Those of you who are older remember that before the 1960’s, the focus was on communal penance. The whole Church was abstaining from meat every Friday, for example, and Lent was celebrated as a time of fasting. The 1960’s brought a lot more focus on the individual (remember self-actualization?) and since that time there has been a bigger focus on personal penance. My generation is used to Lent meaning the perennial question “What are you going to give up?” This is great because it lets us tailor our penance for what is most necessary for our soul. Are we constantly getting angry at the news? Then giving up watching the news might be the perfect penance. At the same time, we can let ourselves off easily by choosing something that sounds good but isn’t a big deal for us.
Some communal penance is still a part of Lent. All Catholics who are 14 years old and older are required to abstain from meat on Ash Wednesday and on all the Fridays of Lent. Also, anyone who is from 18 to 59 years old is required to fast on Ash Wednesday and Good Friday.

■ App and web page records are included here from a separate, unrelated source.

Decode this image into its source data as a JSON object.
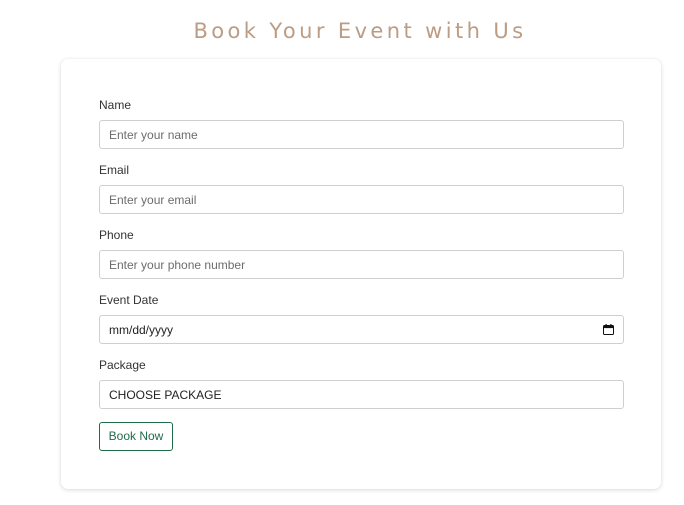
{
  "header": {
    "title": "Book Your Event with Us"
  },
  "form": {
    "name": {
      "label": "Name",
      "placeholder": "Enter your name"
    },
    "email": {
      "label": "Email",
      "placeholder": "Enter your email"
    },
    "phone": {
      "label": "Phone",
      "placeholder": "Enter your phone number"
    },
    "event_date": {
      "label": "Event Date",
      "value": "mm/dd/yyyy",
      "icon": "calendar-icon"
    },
    "package": {
      "label": "Package",
      "selected": "CHOOSE PACKAGE"
    },
    "submit_label": "Book Now"
  },
  "colors": {
    "title": "#bb9c84",
    "button_accent": "#1f6b4a",
    "input_border": "#cfcfcf"
  }
}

A fast day in the Church is a day when you only eat one meal, which is normally eaten in the middle of the day. You are allowed to have a little something in the morning and the evening if it is necessary to keep up your strength.
It is really easy to forget these regulations so I would suggest you take down your calendar and write “No meat!” on Ash Wednesday and on the next six Fridays.
These are the minimum requirements and anyone who is in good health can certainly do a little bit more than this. For example, you could choose to abstain from meat on Wednesdays as well as Fridays, or you could choose to make every Friday during Lent a fast day.